## Task statement
Go through each line of the records below and count those with the word "More"; give only the total.

##########

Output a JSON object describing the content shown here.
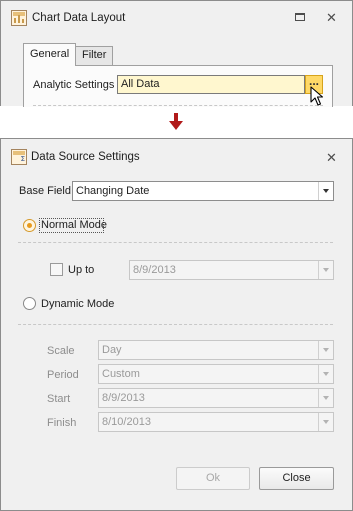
{
  "layout_window": {
    "title": "Chart Data Layout",
    "tabs": [
      {
        "label": "General",
        "active": true
      },
      {
        "label": "Filter",
        "active": false
      }
    ],
    "analytic_settings_label": "Analytic Settings",
    "analytic_settings_value": "All Data",
    "ellipsis_button": "..."
  },
  "dialog": {
    "title": "Data Source Settings",
    "base_field_label": "Base Field",
    "base_field_value": "Changing Date",
    "normal_mode_label": "Normal Mode",
    "normal_mode_selected": true,
    "up_to_label": "Up to",
    "up_to_checked": false,
    "up_to_value": "8/9/2013",
    "dynamic_mode_label": "Dynamic Mode",
    "dynamic_mode_selected": false,
    "scale_label": "Scale",
    "scale_value": "Day",
    "period_label": "Period",
    "period_value": "Custom",
    "start_label": "Start",
    "start_value": "8/9/2013",
    "finish_label": "Finish",
    "finish_value": "8/10/2013",
    "ok_label": "Ok",
    "close_label": "Close"
  },
  "icons": {
    "app": "chart-layout-icon",
    "datasource": "data-source-icon",
    "arrow": "down-arrow-icon",
    "restore": "restore-icon",
    "close": "close-icon",
    "cursor": "mouse-cursor-icon"
  },
  "colors": {
    "accent_input": "#fff7cf",
    "ellipsis_highlight": "#ffd967",
    "radio_selected": "#e79a1e",
    "arrow": "#b11a1a"
  }
}
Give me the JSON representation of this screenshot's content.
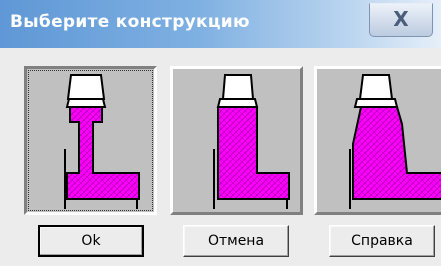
{
  "window": {
    "title": "Выберите конструкцию",
    "close_label": "X"
  },
  "options": [
    {
      "name": "profile-thin-web",
      "selected": true
    },
    {
      "name": "profile-full-web",
      "selected": false
    },
    {
      "name": "profile-tapered-web",
      "selected": false
    }
  ],
  "buttons": {
    "ok_label": "Ok",
    "cancel_label": "Отмена",
    "help_label": "Справка"
  },
  "colors": {
    "accent": "#ff00ff",
    "title_bar": "#5f98d6",
    "panel": "#c0c0c0"
  }
}
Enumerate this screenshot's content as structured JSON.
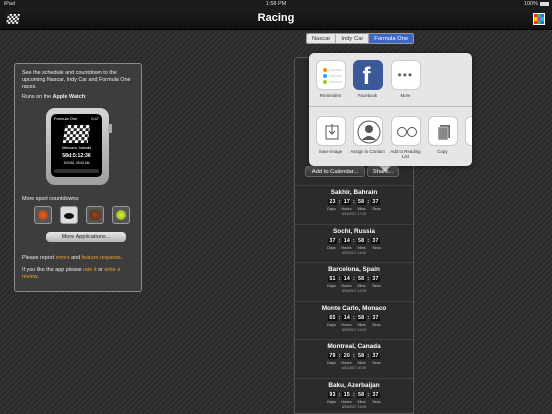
{
  "status": {
    "carrier": "iPad",
    "time": "1:58 PM",
    "battery": "100%"
  },
  "nav": {
    "title": "Racing"
  },
  "segments": [
    {
      "label": "Nascar",
      "active": false
    },
    {
      "label": "Indy Car",
      "active": false
    },
    {
      "label": "Formula One",
      "active": true
    }
  ],
  "left": {
    "intro": "See the schedule and countdown to the upcoming Nascar, Indy Car and Formula One races.",
    "watch_prefix": "Runs on the ",
    "watch_bold": "Apple Watch",
    "watch_suffix": ":",
    "watch": {
      "series": "Formula One",
      "time": "0:47",
      "location": "Melbourne, Australia",
      "countdown": "58d:5:12:36",
      "date": "3/20/16, 05:00 AM"
    },
    "more_sports": "More sport countdowns:",
    "more_apps": "More Applications...",
    "report_1": "Please report ",
    "report_errors": "errors",
    "report_2": " and ",
    "report_features": "feature requests",
    "report_3": ".",
    "like_1": "If you like the app please ",
    "like_rate": "rate it",
    "like_2": " or ",
    "like_review": "write a review",
    "like_3": "."
  },
  "buttons": {
    "add_calendar": "Add to Calendar...",
    "share": "Share..."
  },
  "share_apps": [
    {
      "label": "Reminders"
    },
    {
      "label": "Facebook"
    },
    {
      "label": "More"
    }
  ],
  "share_actions": [
    {
      "label": "Save Image"
    },
    {
      "label": "Assign to Contact"
    },
    {
      "label": "Add to Reading List"
    },
    {
      "label": "Copy"
    }
  ],
  "unit_labels": [
    "Days",
    "Hours",
    "Mins",
    "Secs"
  ],
  "races": [
    {
      "name": "Sakhir, Bahrain",
      "d": "23",
      "h": "17",
      "m": "58",
      "s": "37",
      "date": "4/16/2017  17:00"
    },
    {
      "name": "Sochi, Russia",
      "d": "37",
      "h": "14",
      "m": "58",
      "s": "37",
      "date": "4/30/2017  14:00"
    },
    {
      "name": "Barcelona, Spain",
      "d": "51",
      "h": "14",
      "m": "58",
      "s": "37",
      "date": "5/14/2017  14:00"
    },
    {
      "name": "Monte Carlo, Monaco",
      "d": "65",
      "h": "14",
      "m": "58",
      "s": "37",
      "date": "5/28/2017  14:00"
    },
    {
      "name": "Montreal, Canada",
      "d": "79",
      "h": "20",
      "m": "58",
      "s": "37",
      "date": "6/11/2017  20:00"
    },
    {
      "name": "Baku, Azerbaijan",
      "d": "93",
      "h": "15",
      "m": "58",
      "s": "37",
      "date": "6/25/2017  15:00"
    }
  ]
}
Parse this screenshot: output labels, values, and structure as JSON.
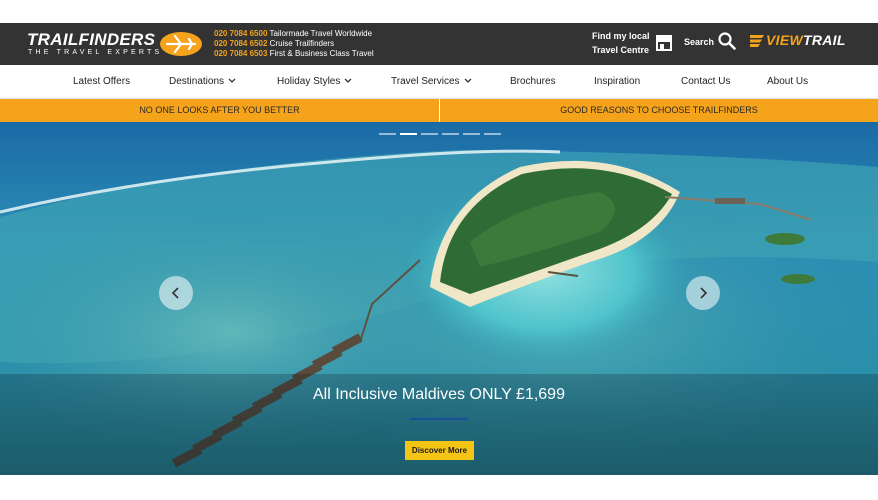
{
  "brand": {
    "name": "TRAILFINDERS",
    "tagline": "THE TRAVEL EXPERTS",
    "accent": "#f5a31a",
    "bar_color": "#333333"
  },
  "phones": [
    {
      "number": "020 7084 6500",
      "label": "Tailormade Travel Worldwide"
    },
    {
      "number": "020 7084 6502",
      "label": "Cruise Trailfinders"
    },
    {
      "number": "020 7084 6503",
      "label": "First & Business Class Travel"
    }
  ],
  "header": {
    "find_centre_line1": "Find my local",
    "find_centre_line2": "Travel Centre",
    "find_centre_icon": "shop-icon",
    "search_label": "Search",
    "search_icon": "search-icon",
    "viewtrail_part1": "VIEW",
    "viewtrail_part2": "TRAIL"
  },
  "nav": [
    {
      "label": "Latest Offers",
      "has_dropdown": false
    },
    {
      "label": "Destinations",
      "has_dropdown": true
    },
    {
      "label": "Holiday Styles",
      "has_dropdown": true
    },
    {
      "label": "Travel Services",
      "has_dropdown": true
    },
    {
      "label": "Brochures",
      "has_dropdown": false
    },
    {
      "label": "Inspiration",
      "has_dropdown": false
    },
    {
      "label": "Contact Us",
      "has_dropdown": false
    },
    {
      "label": "About Us",
      "has_dropdown": false
    }
  ],
  "strip": {
    "left": "NO ONE LOOKS AFTER YOU BETTER",
    "right": "GOOD REASONS TO CHOOSE TRAILFINDERS"
  },
  "hero": {
    "headline": "All Inclusive Maldives ONLY £1,699",
    "cta_label": "Discover More",
    "slide_count": 6,
    "active_slide": 2,
    "prev_icon": "chevron-left-icon",
    "next_icon": "chevron-right-icon",
    "cta_color": "#f5c516"
  }
}
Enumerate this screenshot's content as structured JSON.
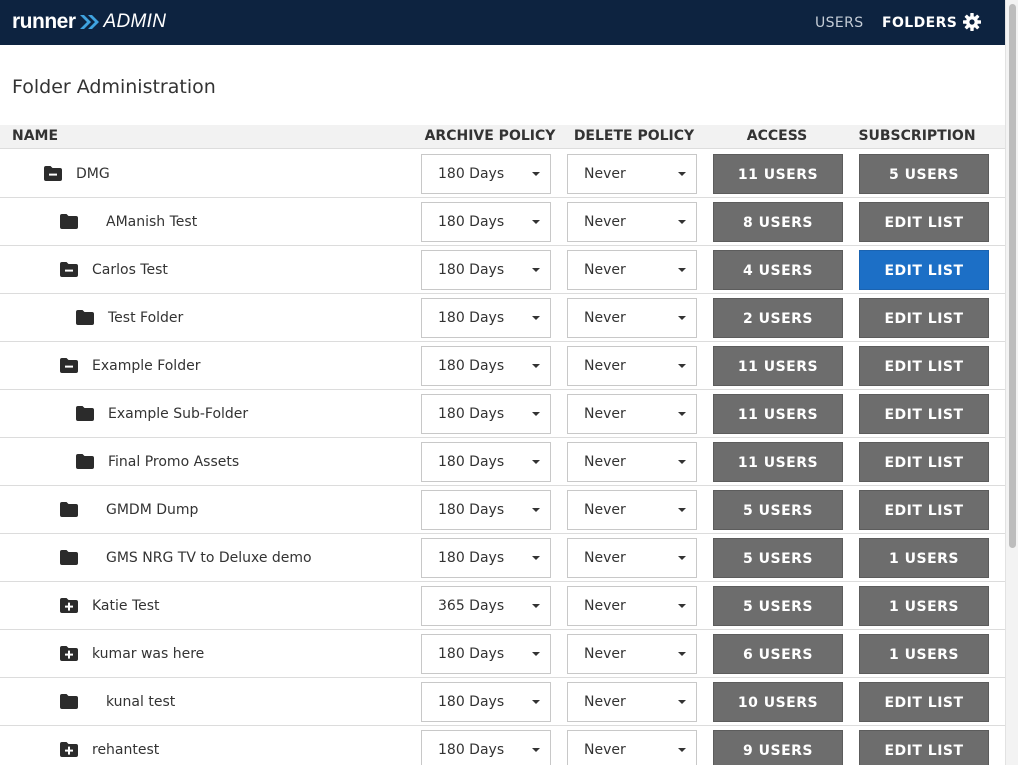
{
  "header": {
    "brand_runner": "runner",
    "brand_admin": "ADMIN",
    "nav_users": "USERS",
    "nav_folders": "FOLDERS",
    "settings_icon": "gear-icon",
    "bg_color": "#0d2340"
  },
  "page": {
    "title": "Folder Administration"
  },
  "columns": {
    "name": "NAME",
    "archive": "ARCHIVE POLICY",
    "delete": "DELETE POLICY",
    "access": "ACCESS",
    "subscription": "SUBSCRIPTION"
  },
  "colors": {
    "button_gray": "#6d6d6d",
    "button_active": "#1c6fc6"
  },
  "rows": [
    {
      "name": "DMG",
      "level": 0,
      "icon": "folder-minus-icon",
      "archive": "180 Days",
      "delete": "Never",
      "access": "11 USERS",
      "subscription": "5 USERS",
      "active": false
    },
    {
      "name": "AManish Test",
      "level": 1,
      "icon": "folder-icon",
      "archive": "180 Days",
      "delete": "Never",
      "access": "8 USERS",
      "subscription": "EDIT LIST",
      "active": false
    },
    {
      "name": "Carlos Test",
      "level": 1,
      "icon": "folder-minus-icon",
      "archive": "180 Days",
      "delete": "Never",
      "access": "4 USERS",
      "subscription": "EDIT LIST",
      "active": true
    },
    {
      "name": "Test Folder",
      "level": 2,
      "icon": "folder-icon",
      "archive": "180 Days",
      "delete": "Never",
      "access": "2 USERS",
      "subscription": "EDIT LIST",
      "active": false
    },
    {
      "name": "Example Folder",
      "level": 1,
      "icon": "folder-minus-icon",
      "archive": "180 Days",
      "delete": "Never",
      "access": "11 USERS",
      "subscription": "EDIT LIST",
      "active": false
    },
    {
      "name": "Example Sub-Folder",
      "level": 2,
      "icon": "folder-icon",
      "archive": "180 Days",
      "delete": "Never",
      "access": "11 USERS",
      "subscription": "EDIT LIST",
      "active": false
    },
    {
      "name": "Final Promo Assets",
      "level": 2,
      "icon": "folder-icon",
      "archive": "180 Days",
      "delete": "Never",
      "access": "11 USERS",
      "subscription": "EDIT LIST",
      "active": false
    },
    {
      "name": "GMDM Dump",
      "level": 1,
      "icon": "folder-icon",
      "archive": "180 Days",
      "delete": "Never",
      "access": "5 USERS",
      "subscription": "EDIT LIST",
      "active": false
    },
    {
      "name": "GMS NRG TV to Deluxe demo",
      "level": 1,
      "icon": "folder-icon",
      "archive": "180 Days",
      "delete": "Never",
      "access": "5 USERS",
      "subscription": "1 USERS",
      "active": false
    },
    {
      "name": "Katie Test",
      "level": 1,
      "icon": "folder-plus-icon",
      "archive": "365 Days",
      "delete": "Never",
      "access": "5 USERS",
      "subscription": "1 USERS",
      "active": false
    },
    {
      "name": "kumar was here",
      "level": 1,
      "icon": "folder-plus-icon",
      "archive": "180 Days",
      "delete": "Never",
      "access": "6 USERS",
      "subscription": "1 USERS",
      "active": false
    },
    {
      "name": "kunal test",
      "level": 1,
      "icon": "folder-icon",
      "archive": "180 Days",
      "delete": "Never",
      "access": "10 USERS",
      "subscription": "EDIT LIST",
      "active": false
    },
    {
      "name": "rehantest",
      "level": 1,
      "icon": "folder-plus-icon",
      "archive": "180 Days",
      "delete": "Never",
      "access": "9 USERS",
      "subscription": "EDIT LIST",
      "active": false
    }
  ]
}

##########

## Result below
4